SB-600 vs SB-800

Discussion in 'Nikon' started by efusco, Feb 3, 2004.

  1. Can someone please summarize the major differences b/w the SB-600 and
    SB-800. They have similar GN 38 for the 600 vs 36 for the 800 (which
    seems odd assuming the 800 is the better flash). The 800 has a built
    in slave I think. Anyone who's got a better grip on this than me,
    the specs I've seen don't make the distinction clear.

    I'll be getting one or the other when I get a D70 and want to make
    the right choice. I plan on getting a D2X when that eventually
    happens if that makes a difference.
    --evan
     
  2. Correction, the GN for the SB-600 is 30.
     
  3. The SB-600 is a tiny bit smaller (tenth of an inch or two, l/w/h); it is a tiny bit lighter (couple ounces); it doesn't quite cover wide angles the same way, but it does appear to offer equivalent lens (14mm) coverage nonetheless; it doesn't come with color filters and it uses a different catalog number for its color filters compared to the SB-800; the specs do not state that the SB600 has a tilt and swivel head but the photos sure LOOK as if it does. It is probably a bit less expensive than the SB-800, but my favorite online site for reality checks on prices (B&H photo) does not yet list the SB-600.

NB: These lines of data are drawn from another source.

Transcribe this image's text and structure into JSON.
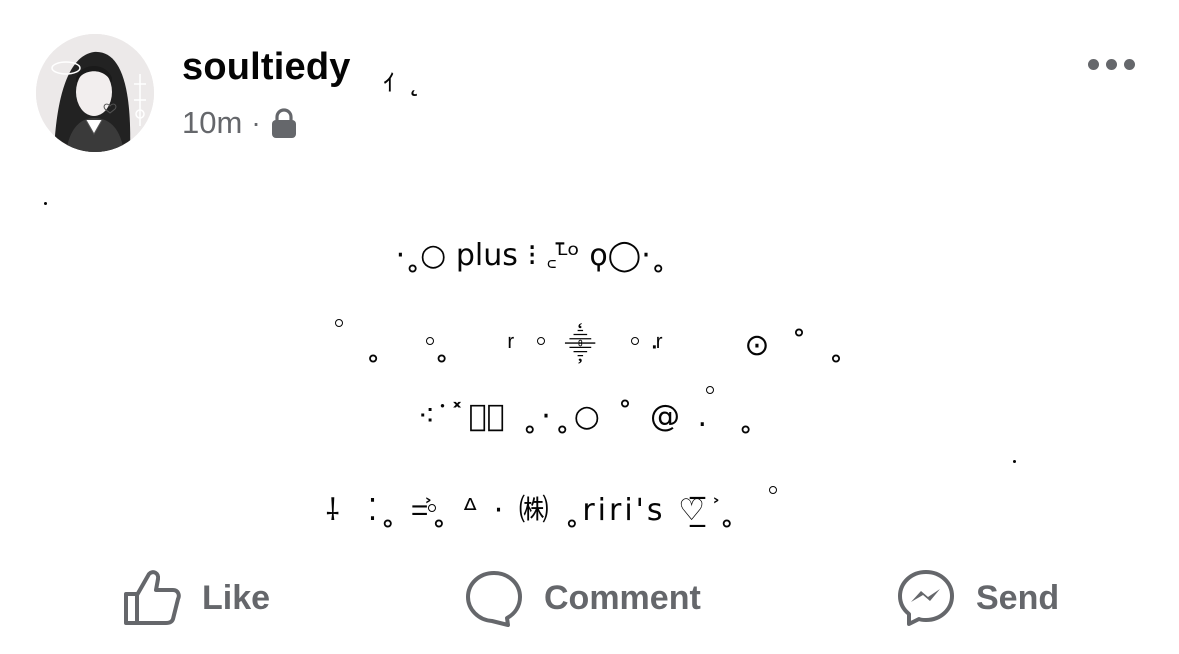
{
  "post": {
    "author": "soultiedy",
    "author_deco": "ｨ ˛",
    "timestamp": "10m",
    "separator": "·",
    "privacy_icon": "lock-icon",
    "avatar_icon": "profile-photo",
    "more_icon": "more-options-icon",
    "lines": [
      "·˳○ plus ⁝ ꜀ᴸ̄ᵒ ϙ◯·˳",
      "˳ ˳  ͬ ⸎ ·ͬ  ⊙˚˳",
      "⁖ᣟ˟ガ͐ ˳·˳○ ˚ @ .  ˳",
      "⸸  ⁚˳ =͐˳ ᐞ · ㈱ ˳riri's ♡̲̅ ͐˳"
    ]
  },
  "actions": {
    "like": "Like",
    "comment": "Comment",
    "send": "Send"
  },
  "colors": {
    "text": "#050505",
    "secondary": "#65676b",
    "background": "#ffffff"
  }
}
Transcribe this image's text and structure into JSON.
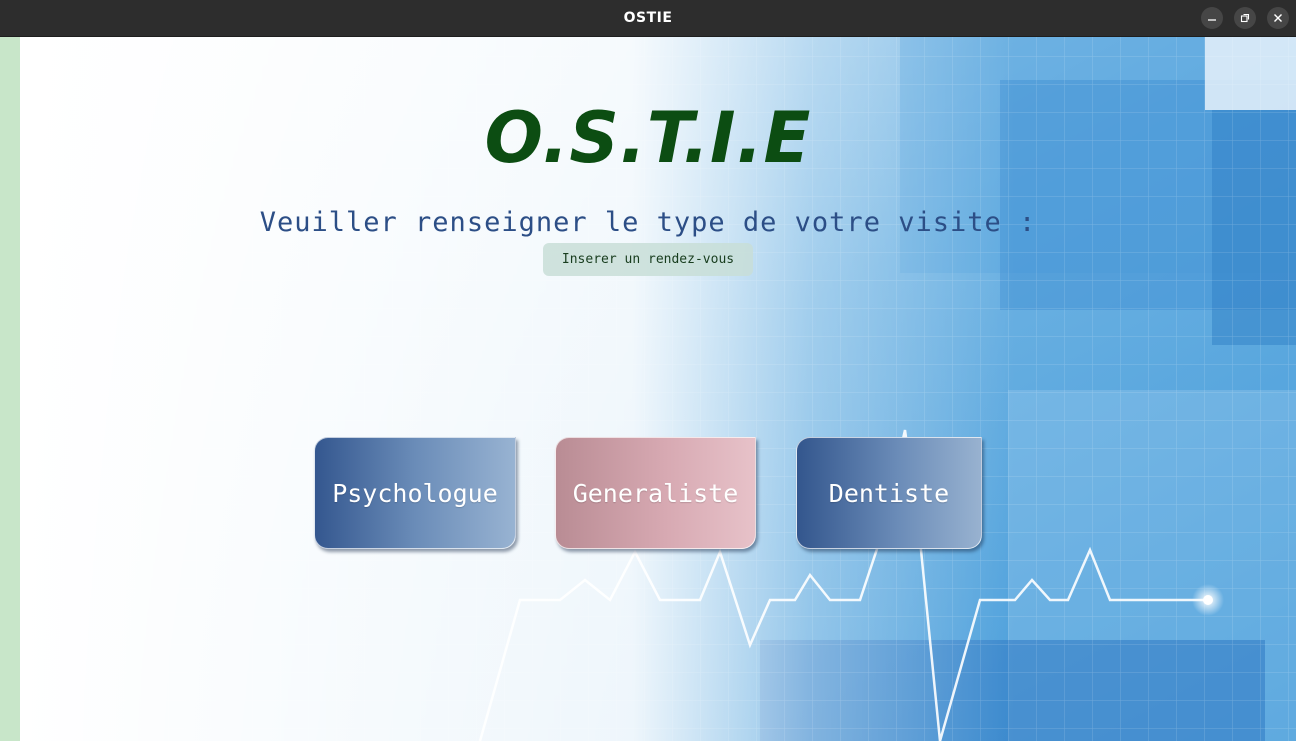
{
  "window": {
    "title": "OSTIE",
    "controls": [
      "minimize-icon",
      "restore-icon",
      "close-icon"
    ]
  },
  "main": {
    "app_title": "O.S.T.I.E",
    "prompt": "Veuiller renseigner le type de votre visite :",
    "appointment_button": "Inserer un rendez-vous",
    "visit_types": [
      "Psychologue",
      "Generaliste",
      "Dentiste"
    ]
  },
  "colors": {
    "title_green": "#0c4d12",
    "prompt_blue": "#2c4e86",
    "left_strip": "#c8e6c9",
    "psychologue_button": "#34578f",
    "generaliste_button": "#c49aa2",
    "dentiste_button": "#33568d"
  }
}
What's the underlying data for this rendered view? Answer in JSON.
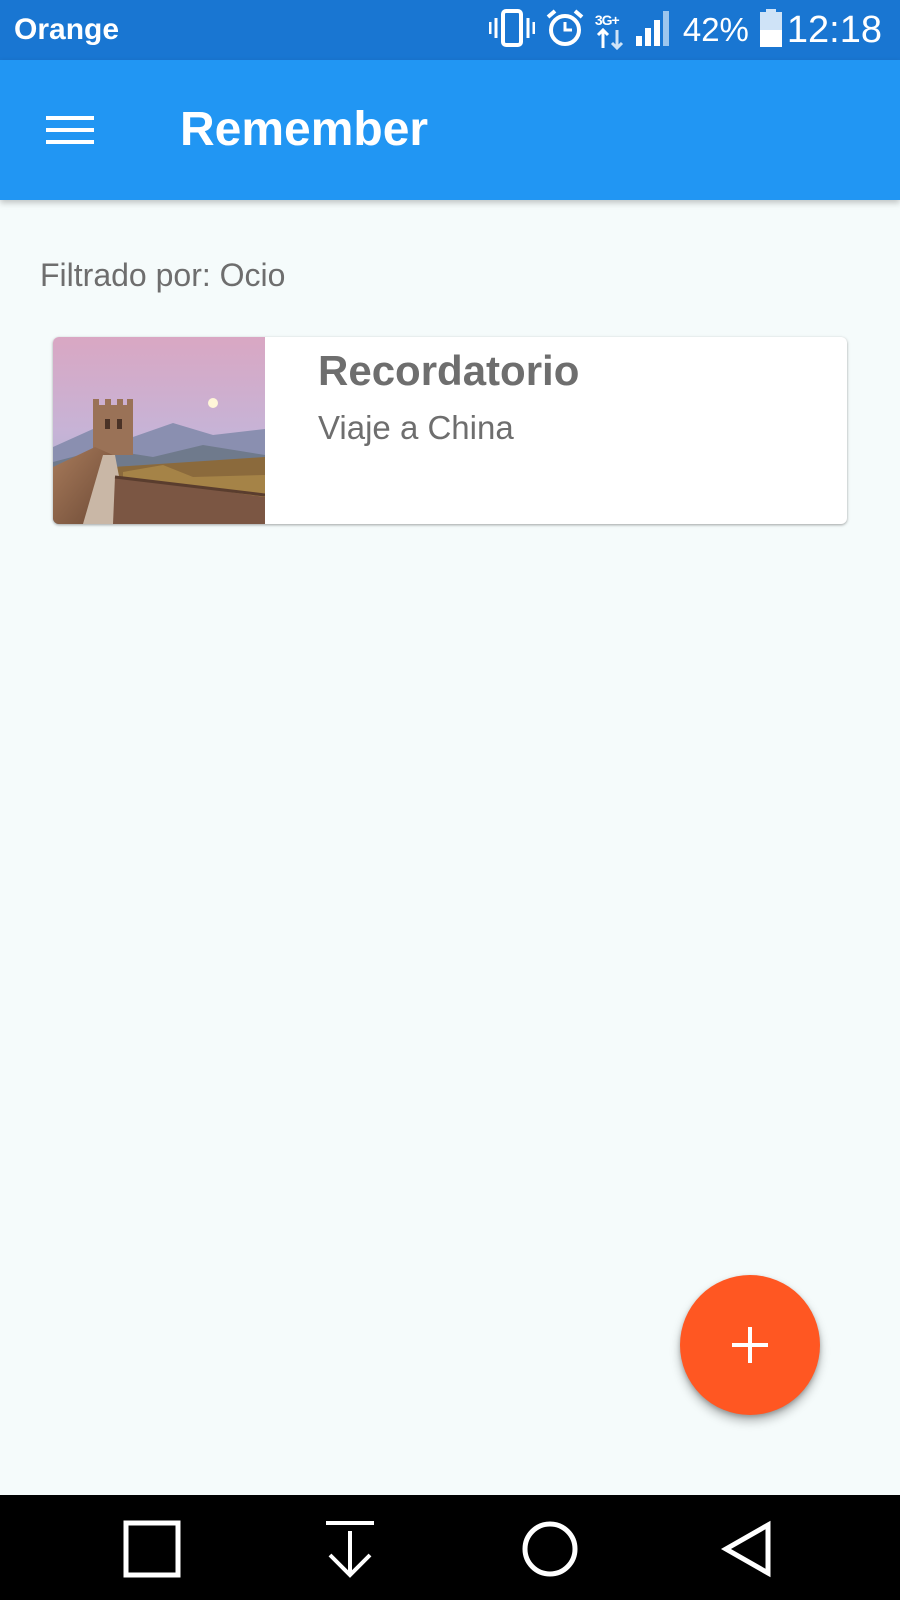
{
  "status_bar": {
    "carrier": "Orange",
    "battery": "42%",
    "time": "12:18",
    "network": "3G+",
    "icons": [
      "vibrate-icon",
      "alarm-icon",
      "network-3g-icon",
      "signal-icon",
      "battery-icon"
    ]
  },
  "app_bar": {
    "title": "Remember",
    "menu_icon": "menu-icon",
    "color": "#2196f3"
  },
  "filter": {
    "label": "Filtrado por: Ocio"
  },
  "reminders": [
    {
      "title": "Recordatorio",
      "subtitle": "Viaje a China",
      "image": "great-wall-photo"
    }
  ],
  "fab": {
    "icon": "plus-icon",
    "color": "#ff5722"
  },
  "nav_bar": {
    "buttons": [
      "recent-apps-icon",
      "notifications-pull-icon",
      "home-icon",
      "back-icon"
    ]
  }
}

    If there are other differences, they sure didn't leap off the press releases at me. Both would seem to offer the same whiz-bang TTL modes on (or off!) the new D2H and D70 bodies.

    I used to advise folks to get the top-of-the-line unit for best dollar value and best compatibility. Unfortunately, Nikon appears to have created a compatibility headache for folks who bought SB-28DX and SB-80DX units when THEY were the top of the line. Upgrading to the newest Nikon digital SLR bodies evidently will leave those flash units incapable of any TTL modes (according to the available D70 specs at least).

    For now I'd hesitate to recommend any Nikon speedlight as the best choice for future compatibility. One could recommend the SB-800 as the best mix of pure grunt (guide number) and TTL compatiblity for this week, and then, I guess, buyers will have to cross their fingers that the $350 or $400 purchase price will continue to provide TTL functions on yet-to-come digital SLR models.

    Have fun...
     
  4. Thanks Jim,
    I actually thought this thread would generate a little more info (at least some crude "can't you read the specs yourself?"). There seems to be a suggestion that the 800s work better as both master and slave with a multi-flash set up, but the 600s also seem to be capable. Hopefully this will be a bit more clear when all the products are available. Knowing myself I'll go with the 800 for the extra "grunt" if for no other reason.
     

Share This Page